|Evidence for the Formation of Faint, High Prominences in the Aftermath of Two Faint
Sara F. Martin, Helio Research, La Crescenta, CA, USA and Oddbjorn Engvold, Institute for
Theoretical Astrophysics, University of Oslo, Oslo, Norway
On 16 and 17 September 2004, changes in two unusually high prominences were recorded for
intervals of several hours in the H$\alpha line at Helio Research using a 10-inch aperture
telescope equipped with a narrow band (1/10 fwhm) filter. The high prominences, each reaching
an altitude 200,000 km, appeared above a long low-lying prominence that was well-observed
crossing the limb and had a maximum altitude of 60,000 km. The lower prominence had a

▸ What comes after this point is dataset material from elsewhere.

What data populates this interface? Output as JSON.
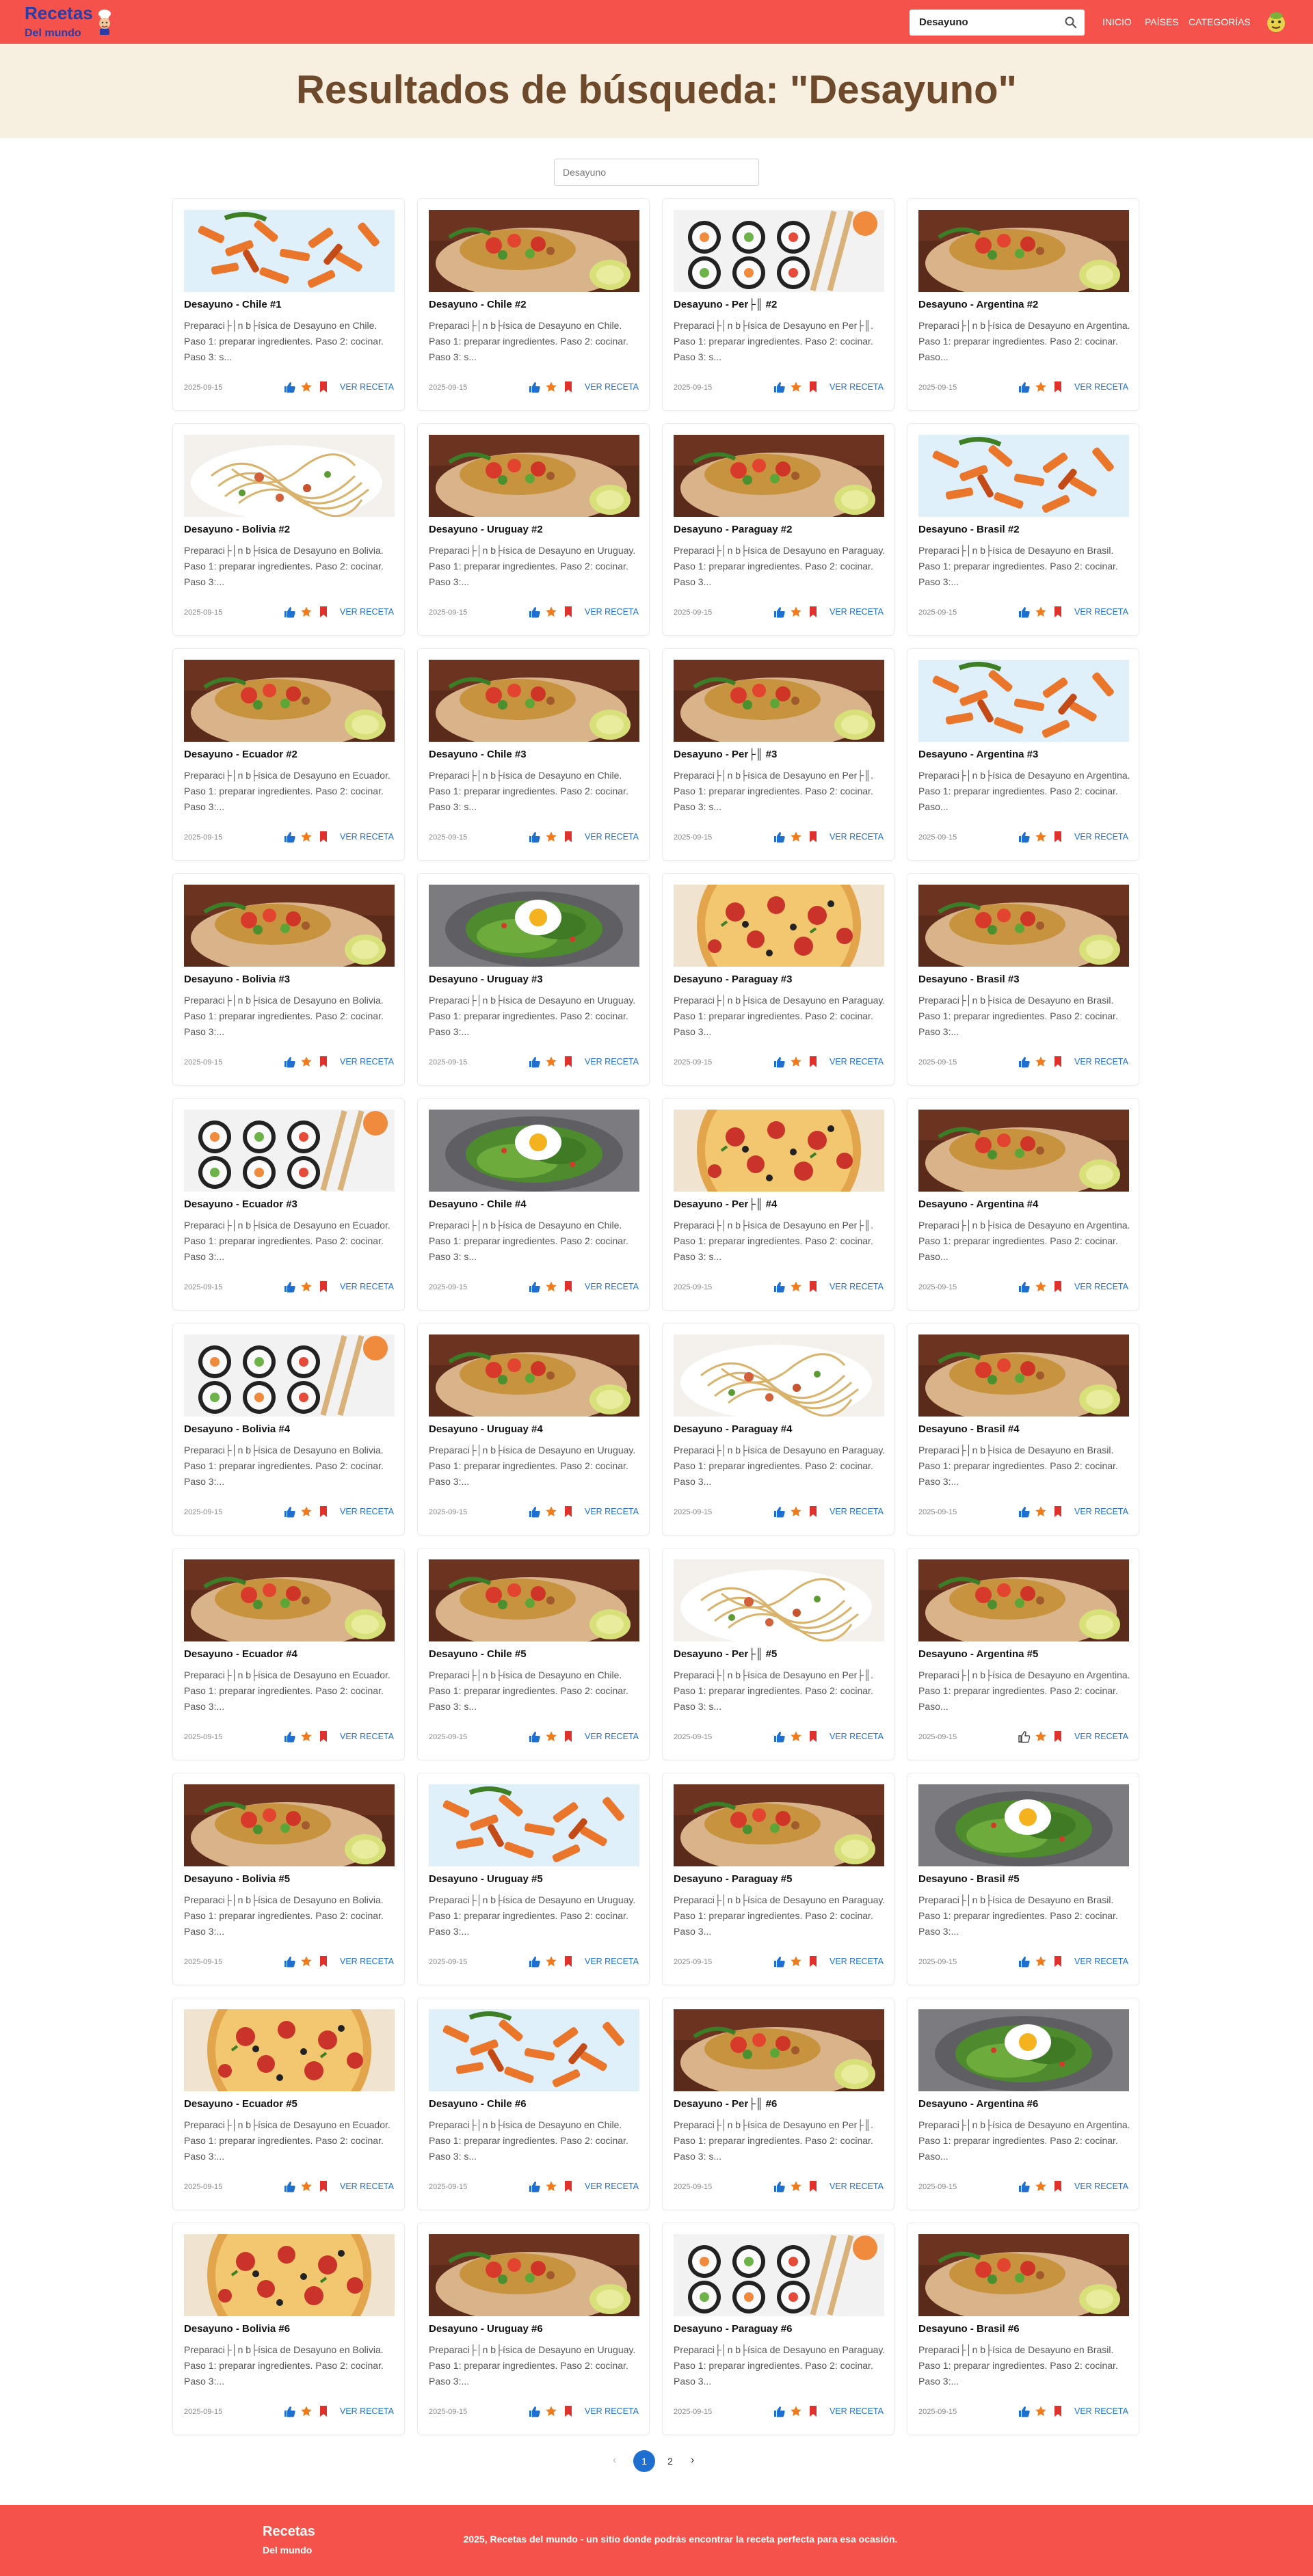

horizontal axis and barbs while the high prominence in H-alpha consisted of many strands of
nearly vertical structure but with only a few threads with mass streaming downward close to the
chromosphere. Because there were no apparent geometric properties or mass flows in common
between the high prominences and the low one, it is deduced that the high prominences were
associated with photospheric polarity reversal boundaries and filament channels that were at
least 20-33 degrees beyond the west limb and associated with a large decaying active region.
Additionally, LASCO movies revealed two faint CMEs on 14 Sep (19:12 UT) and 15 Sep (21:24
UT) evidently from the backside of the Sun and near the same position angles as the high
prominences. These events were most likely related to the polarity reversal boundaries within or
on the border of the large active region beyond the west limb. We suggest that each of the high
prominences developed in the 1-2 day aftermath of each of the successive CMEs. We further
suggest that the prominences are related to the formation of current sheets anticipated by (Lin
and Forbes 2000) or magnetic interfaces (Lin and van Ballegooijen 2001) that, in either case,
are continuing to evolve one to two days after eruptive events. Support from NSF grant
ATM-0209395 is acknowledged.
Lin and van Ballegooijen 2001, AGU, abs. SH12B-0754.
Lin and Forbes 2000 BAAS 32, p.842.
Other evidence of the formation of current sheets is provided by coaxial bright rays suddenly
observed several hours after a CME by Webb et al. (2003 JGR 108, Issue A12, pp. SSH 6-1).
http://helioresearch.org/2005Jan AAS paper: website and file name referred to in the AAS
For this paper, the running identifier is 805